━━━━━ Data listing ━━━━━

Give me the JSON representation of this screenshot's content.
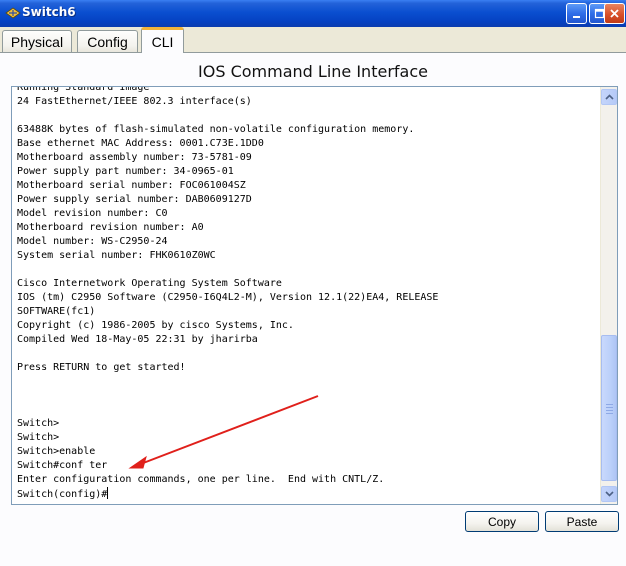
{
  "window": {
    "title": "Switch6",
    "icon": "network-switch-icon"
  },
  "tabs": [
    {
      "label": "Physical",
      "active": false
    },
    {
      "label": "Config",
      "active": false
    },
    {
      "label": "CLI",
      "active": true
    }
  ],
  "cli": {
    "heading": "IOS Command Line Interface",
    "lines": [
      "Running Standard Image",
      "24 FastEthernet/IEEE 802.3 interface(s)",
      "",
      "63488K bytes of flash-simulated non-volatile configuration memory.",
      "Base ethernet MAC Address: 0001.C73E.1DD0",
      "Motherboard assembly number: 73-5781-09",
      "Power supply part number: 34-0965-01",
      "Motherboard serial number: FOC061004SZ",
      "Power supply serial number: DAB0609127D",
      "Model revision number: C0",
      "Motherboard revision number: A0",
      "Model number: WS-C2950-24",
      "System serial number: FHK0610Z0WC",
      "",
      "Cisco Internetwork Operating System Software",
      "IOS (tm) C2950 Software (C2950-I6Q4L2-M), Version 12.1(22)EA4, RELEASE",
      "SOFTWARE(fc1)",
      "Copyright (c) 1986-2005 by cisco Systems, Inc.",
      "Compiled Wed 18-May-05 22:31 by jharirba",
      "",
      "Press RETURN to get started!",
      "",
      "",
      "",
      "Switch>",
      "Switch>",
      "Switch>enable",
      "Switch#conf ter",
      "Enter configuration commands, one per line.  End with CNTL/Z.",
      "Switch(config)#"
    ]
  },
  "buttons": {
    "copy_label": "Copy",
    "paste_label": "Paste"
  },
  "colors": {
    "titlebar": "#0a4fd0",
    "active_tab_accent": "#f1b33a",
    "annotation_arrow": "#e0201b"
  }
}
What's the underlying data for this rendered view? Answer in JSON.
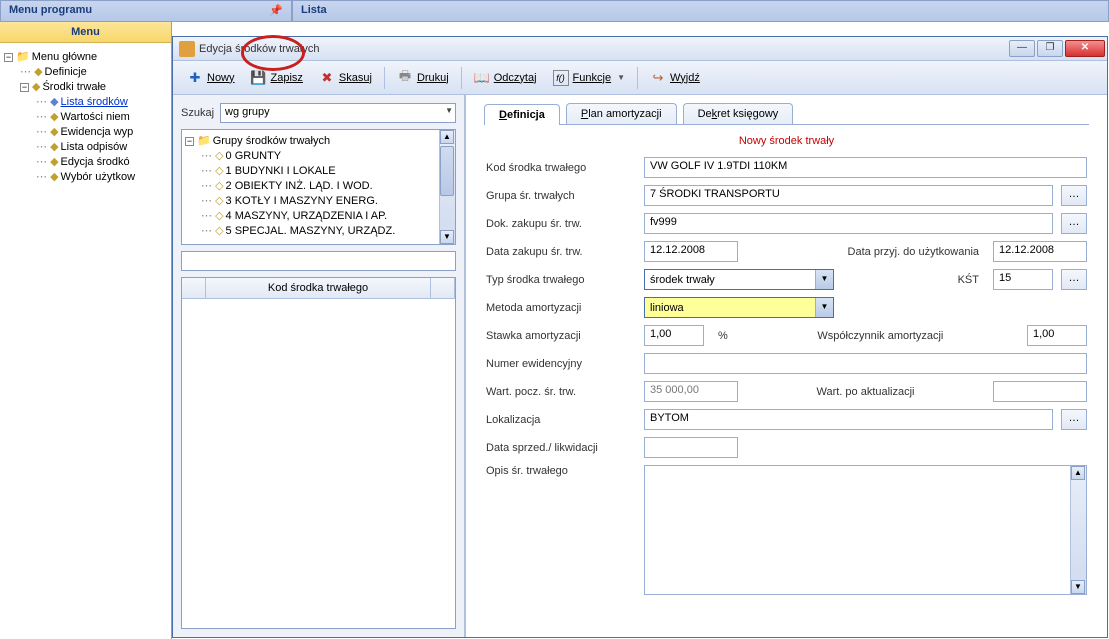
{
  "topPanels": {
    "left": "Menu programu",
    "right": "Lista"
  },
  "menuTitle": "Menu",
  "menuTree": {
    "root": "Menu główne",
    "definicje": "Definicje",
    "srodki": "Środki trwałe",
    "items": [
      "Lista środków",
      "Wartości niem",
      "Ewidencja wyp",
      "Lista odpisów",
      "Edycja środkó",
      "Wybór użytkow"
    ]
  },
  "modal": {
    "title": "Edycja środków trwałych",
    "toolbar": {
      "nowy": "Nowy",
      "zapisz": "Zapisz",
      "skasuj": "Skasuj",
      "drukuj": "Drukuj",
      "odczytaj": "Odczytaj",
      "funkcje": "Funkcje",
      "wyjdz": "Wyjdź"
    },
    "search": {
      "label": "Szukaj",
      "combo": "wg grupy",
      "groupTree": {
        "root": "Grupy środków trwałych",
        "items": [
          "0 GRUNTY",
          "1 BUDYNKI I LOKALE",
          "2 OBIEKTY INŻ. LĄD. I WOD.",
          "3 KOTŁY I MASZYNY ENERG.",
          "4 MASZYNY, URZĄDZENIA I AP.",
          "5 SPECJAL. MASZYNY, URZĄDZ."
        ]
      },
      "gridHeader": "Kod środka trwałego"
    },
    "tabs": {
      "definicja": "Definicja",
      "plan": "Plan amortyzacji",
      "dekret": "Dekret księgowy"
    },
    "formTitle": "Nowy środek trwały",
    "fields": {
      "kod_label": "Kod środka trwałego",
      "kod_value": "VW GOLF IV 1.9TDI 110KM",
      "grupa_label": "Grupa śr. trwałych",
      "grupa_value": "7 ŚRODKI TRANSPORTU",
      "dokzakup_label": "Dok. zakupu śr. trw.",
      "dokzakup_value": "fv999",
      "datazakup_label": "Data zakupu śr. trw.",
      "datazakup_value": "12.12.2008",
      "dataprzyj_label": "Data przyj. do użytkowania",
      "dataprzyj_value": "12.12.2008",
      "typ_label": "Typ środka trwałego",
      "typ_value": "środek trwały",
      "kst_label": "KŚT",
      "kst_value": "15",
      "metoda_label": "Metoda amortyzacji",
      "metoda_value": "liniowa",
      "stawka_label": "Stawka amortyzacji",
      "stawka_value": "1,00",
      "percent": "%",
      "wsp_label": "Współczynnik amortyzacji",
      "wsp_value": "1,00",
      "numer_label": "Numer ewidencyjny",
      "numer_value": "",
      "wartpocz_label": "Wart. pocz. śr. trw.",
      "wartpocz_value": "35 000,00",
      "wartpo_label": "Wart. po aktualizacji",
      "wartpo_value": "",
      "lok_label": "Lokalizacja",
      "lok_value": "BYTOM",
      "datasprzed_label": "Data sprzed./ likwidacji",
      "datasprzed_value": "",
      "opis_label": "Opis śr. trwałego",
      "opis_value": ""
    }
  }
}
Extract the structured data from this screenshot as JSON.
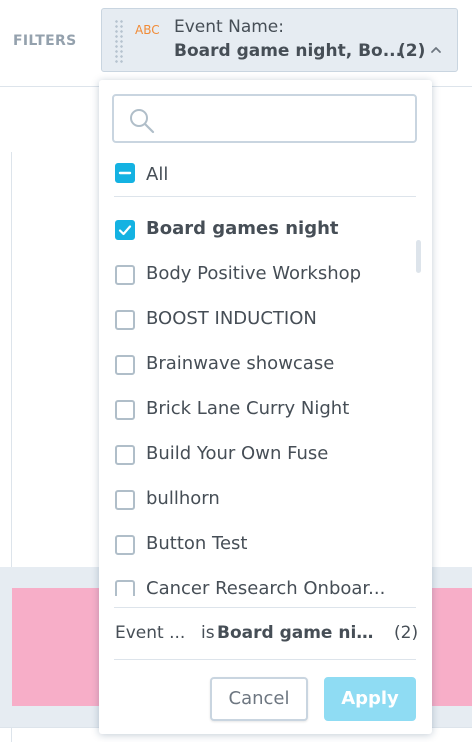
{
  "topbar": {
    "filters_label": "FILTERS",
    "chip": {
      "type": "ABC",
      "name": "Event Name:",
      "value": "Board game night, Bo...",
      "count": "(2)",
      "arrow_icon": "chevron-up-icon"
    }
  },
  "dropdown": {
    "search": {
      "placeholder": "",
      "value": "",
      "icon": "search-icon"
    },
    "all": {
      "label": "All",
      "state": "partial"
    },
    "items": [
      {
        "label": "Board games night",
        "checked": true
      },
      {
        "label": "Body Positive Workshop",
        "checked": false
      },
      {
        "label": "BOOST INDUCTION",
        "checked": false
      },
      {
        "label": "Brainwave showcase",
        "checked": false
      },
      {
        "label": "Brick Lane Curry Night",
        "checked": false
      },
      {
        "label": "Build Your Own Fuse",
        "checked": false
      },
      {
        "label": "bullhorn",
        "checked": false
      },
      {
        "label": "Button Test",
        "checked": false
      },
      {
        "label": "Cancer Research Onboar...",
        "checked": false
      }
    ],
    "summary": {
      "key": "Event ...",
      "is": "is",
      "value": "Board game nig...",
      "count": "(2)"
    },
    "buttons": {
      "cancel": "Cancel",
      "apply": "Apply"
    }
  },
  "colors": {
    "accent": "#14b2e2",
    "apply_disabled": "#8fdcf3",
    "type_badge": "#f18b37",
    "bar_pink": "#f7aec8"
  }
}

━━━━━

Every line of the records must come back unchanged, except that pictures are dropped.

Answer section:
Give me the JSON representation of this screenshot's content.
{
  "window": {
    "title": "Switch6",
    "icon": "network-switch-icon"
  },
  "tabs": [
    {
      "label": "Physical",
      "active": false
    },
    {
      "label": "Config",
      "active": false
    },
    {
      "label": "CLI",
      "active": true
    }
  ],
  "cli": {
    "heading": "IOS Command Line Interface",
    "lines": [
      "Running Standard Image",
      "24 FastEthernet/IEEE 802.3 interface(s)",
      "",
      "63488K bytes of flash-simulated non-volatile configuration memory.",
      "Base ethernet MAC Address: 0001.C73E.1DD0",
      "Motherboard assembly number: 73-5781-09",
      "Power supply part number: 34-0965-01",
      "Motherboard serial number: FOC061004SZ",
      "Power supply serial number: DAB0609127D",
      "Model revision number: C0",
      "Motherboard revision number: A0",
      "Model number: WS-C2950-24",
      "System serial number: FHK0610Z0WC",
      "",
      "Cisco Internetwork Operating System Software",
      "IOS (tm) C2950 Software (C2950-I6Q4L2-M), Version 12.1(22)EA4, RELEASE",
      "SOFTWARE(fc1)",
      "Copyright (c) 1986-2005 by cisco Systems, Inc.",
      "Compiled Wed 18-May-05 22:31 by jharirba",
      "",
      "Press RETURN to get started!",
      "",
      "",
      "",
      "Switch>",
      "Switch>",
      "Switch>enable",
      "Switch#conf ter",
      "Enter configuration commands, one per line.  End with CNTL/Z.",
      "Switch(config)#"
    ]
  },
  "buttons": {
    "copy_label": "Copy",
    "paste_label": "Paste"
  },
  "colors": {
    "titlebar": "#0a4fd0",
    "active_tab_accent": "#f1b33a",
    "annotation_arrow": "#e0201b"
  }
}
What's the underlying data for this rendered view? Answer in JSON.
{
  "topPanels": {
    "left": "Menu programu",
    "right": "Lista"
  },
  "menuTitle": "Menu",
  "menuTree": {
    "root": "Menu główne",
    "definicje": "Definicje",
    "srodki": "Środki trwałe",
    "items": [
      "Lista środków",
      "Wartości niem",
      "Ewidencja wyp",
      "Lista odpisów",
      "Edycja środkó",
      "Wybór użytkow"
    ]
  },
  "modal": {
    "title": "Edycja środków trwałych",
    "toolbar": {
      "nowy": "Nowy",
      "zapisz": "Zapisz",
      "skasuj": "Skasuj",
      "drukuj": "Drukuj",
      "odczytaj": "Odczytaj",
      "funkcje": "Funkcje",
      "wyjdz": "Wyjdź"
    },
    "search": {
      "label": "Szukaj",
      "combo": "wg grupy",
      "groupTree": {
        "root": "Grupy środków trwałych",
        "items": [
          "0 GRUNTY",
          "1 BUDYNKI I LOKALE",
          "2 OBIEKTY INŻ. LĄD. I WOD.",
          "3 KOTŁY I MASZYNY ENERG.",
          "4 MASZYNY, URZĄDZENIA I AP.",
          "5 SPECJAL. MASZYNY, URZĄDZ."
        ]
      },
      "gridHeader": "Kod środka trwałego"
    },
    "tabs": {
      "definicja": "Definicja",
      "plan": "Plan amortyzacji",
      "dekret": "Dekret księgowy"
    },
    "formTitle": "Nowy środek trwały",
    "fields": {
      "kod_label": "Kod środka trwałego",
      "kod_value": "VW GOLF IV 1.9TDI 110KM",
      "grupa_label": "Grupa śr. trwałych",
      "grupa_value": "7 ŚRODKI TRANSPORTU",
      "dokzakup_label": "Dok. zakupu śr. trw.",
      "dokzakup_value": "fv999",
      "datazakup_label": "Data zakupu śr. trw.",
      "datazakup_value": "12.12.2008",
      "dataprzyj_label": "Data przyj. do użytkowania",
      "dataprzyj_value": "12.12.2008",
      "typ_label": "Typ środka trwałego",
      "typ_value": "środek trwały",
      "kst_label": "KŚT",
      "kst_value": "15",
      "metoda_label": "Metoda amortyzacji",
      "metoda_value": "liniowa",
      "stawka_label": "Stawka amortyzacji",
      "stawka_value": "1,00",
      "percent": "%",
      "wsp_label": "Współczynnik amortyzacji",
      "wsp_value": "1,00",
      "numer_label": "Numer ewidencyjny",
      "numer_value": "",
      "wartpocz_label": "Wart. pocz. śr. trw.",
      "wartpocz_value": "35 000,00",
      "wartpo_label": "Wart. po aktualizacji",
      "wartpo_value": "",
      "lok_label": "Lokalizacja",
      "lok_value": "BYTOM",
      "datasprzed_label": "Data sprzed./ likwidacji",
      "datasprzed_value": "",
      "opis_label": "Opis śr. trwałego",
      "opis_value": ""
    }
  }
}
Extract the structured data from this screenshot as JSON.
{
  "topbar": {
    "filters_label": "FILTERS",
    "chip": {
      "type": "ABC",
      "name": "Event Name:",
      "value": "Board game night, Bo...",
      "count": "(2)",
      "arrow_icon": "chevron-up-icon"
    }
  },
  "dropdown": {
    "search": {
      "placeholder": "",
      "value": "",
      "icon": "search-icon"
    },
    "all": {
      "label": "All",
      "state": "partial"
    },
    "items": [
      {
        "label": "Board games night",
        "checked": true
      },
      {
        "label": "Body Positive Workshop",
        "checked": false
      },
      {
        "label": "BOOST INDUCTION",
        "checked": false
      },
      {
        "label": "Brainwave showcase",
        "checked": false
      },
      {
        "label": "Brick Lane Curry Night",
        "checked": false
      },
      {
        "label": "Build Your Own Fuse",
        "checked": false
      },
      {
        "label": "bullhorn",
        "checked": false
      },
      {
        "label": "Button Test",
        "checked": false
      },
      {
        "label": "Cancer Research Onboar...",
        "checked": false
      }
    ],
    "summary": {
      "key": "Event ...",
      "is": "is",
      "value": "Board game nig...",
      "count": "(2)"
    },
    "buttons": {
      "cancel": "Cancel",
      "apply": "Apply"
    }
  },
  "colors": {
    "accent": "#14b2e2",
    "apply_disabled": "#8fdcf3",
    "type_badge": "#f18b37",
    "bar_pink": "#f7aec8"
  }
}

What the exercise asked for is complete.